What in the World—Week of April 4

EU wants to slow fast fashion 
The EU is taking aim at the fast-fashion industry with new rules proposing that clothes must be longer-lasting and easier to repair, according to a report by NPR. “It’s time to end the model of ‘take, make, break and throw away’ that is so harmful to our planet, our health and our economy,” said the EU’s executive vice-president, Frans Timmermans. In a document outlining the proposal, the EU says that fast fashion’s affordability has been “enticing consumers to keep on buying clothing of inferior quality and lower price, produced rapidly in response to the latest trends.” It says that clothes use in Europe has the fourth highest impact on the environment, behind only food, housing and transport. More than 5.8 million tonnes of textiles—about 11 kilograms per person—are discarded in the EU each year.

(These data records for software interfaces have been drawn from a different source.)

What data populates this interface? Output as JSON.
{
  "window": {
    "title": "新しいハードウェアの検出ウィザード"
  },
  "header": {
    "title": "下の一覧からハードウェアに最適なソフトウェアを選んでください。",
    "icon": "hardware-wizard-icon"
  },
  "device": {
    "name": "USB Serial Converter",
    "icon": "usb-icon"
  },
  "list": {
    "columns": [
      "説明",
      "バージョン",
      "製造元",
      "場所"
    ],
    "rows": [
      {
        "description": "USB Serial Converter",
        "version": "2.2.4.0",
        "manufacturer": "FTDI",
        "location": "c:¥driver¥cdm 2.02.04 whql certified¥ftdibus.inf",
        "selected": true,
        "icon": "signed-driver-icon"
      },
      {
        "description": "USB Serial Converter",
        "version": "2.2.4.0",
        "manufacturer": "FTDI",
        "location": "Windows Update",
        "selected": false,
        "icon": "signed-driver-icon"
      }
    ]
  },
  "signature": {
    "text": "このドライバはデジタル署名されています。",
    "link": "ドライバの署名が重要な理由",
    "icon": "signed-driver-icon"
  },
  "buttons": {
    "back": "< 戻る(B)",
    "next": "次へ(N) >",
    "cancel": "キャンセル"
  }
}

Twitter is getting more Musk-y
Tesla CEO Elon Musk, one of Twitter’s most avid users and outspoken critics, has acquired a 9.2% stake in the social media company. The stake is worth an estimated $2.9 billion and makes Musk Twitter’s largest owner, according to Bloomberg. Last month, Musk polled his more than 80 million followers, asking them if they feel Twitter adheres to the principles of free speech. More than 70% of his respondents said no, prompting Musk to muse about starting his own platform. The stake will be a “major test” for Twitter’s new CEO Parag Agrawal, said Bloomberg. Musk previously targeted Agrawal with a meme that depicted him as Soviet dictator Joseph Stalin pushing his predecessor Jack Dorsey—as secret police head Nikolai Yezhov—into a river.

WWE gets into scripted TV
It’s common knowledge that professional wrestling is scripted, but World Wrestling Entertainment is now pile driving its way into TV content with a pair of fictionalized shows: A Spanish-language comedy about an aspiring female wrestler called Contra Las Cuerdas set to air on Netflix in Mexico, and a Succession-style drama called Pinned that follows a family running a wrestling company. According to The Wall Street Journal, WWE CEO Vince McMahon is looking to drive new revenue and find additional distribution platforms. The company operated its own streaming service, WWE Network, until last year, but its content is now carried exclusively by NBCUniversal’s Peacock as part of a five-year deal valued at $1 billion. The organization is also partnering with production company Blumhouse to develop a show called The United States vs. Vince McMahon, which tells the story of the U.S. government’s 1994 indictment of McMahon for allegedly providing wrestlers with anabolic steroids. McMahon was ultimately acquitted.

Movie makers reportedly cool on Will Smith
One week after the slap heard around the world, stories are starting to emerge about the damage to Will Smith’s brand. On Saturday, The Hollywood Reporter said Netflix has now put the in-development film Fast and Loose, which was to star Smith, on the “backburner.” Meanwhile Apple+ has the slave escape drama Emancipation in post-production, but would not comment on the release date, and Sony has paused Bad Boys 4. The Sun also reported both Apple+ and Netflix have pulled their bids for the rights to produce Smith’s biopic based on his 2021 autobiography. The New York Times explored the impact on Smith’s brand on the weekend, and could not confirm if studios were altering plans. But it said, “three talent agents, who were granted anonymity to describe private negotiations, said there had been indications that at least some of his upcoming projects could be hanging in the balance.”

Russian ad market could fall by half in 2022
With Russia still waging war on Ukraine and facing increasingly punitive economic sanctions, the country’s economy and ad market are expected to suffer significantly in 2022. Insider Intelligence Inc., is now forecasting the country’s ad market to plunge by almost half (49.7%) from last year to $3.55 billion, according to The Wall Street Journal. The firm had previously projected the market would rise 7.5% from 2021, to $6.89 billion. The forecast is based on J.P. Morgan’s prediction that Russia’s GDP will fall 7%. “The war in Ukraine will have an impact on ad spending in Russia because of the economic fallout of the war itself, as well as all the sanctions that have been imposed on Russia,” said Oscar Bruce Jr., of Insider Intelligence. Meanwhile, IPG’s Magna said the global instability caused by Russia’s invasion could cause U.S. ad spend to drop 1% from previous expectations, though it could still reach a record-breaking $320 billion.

David Brown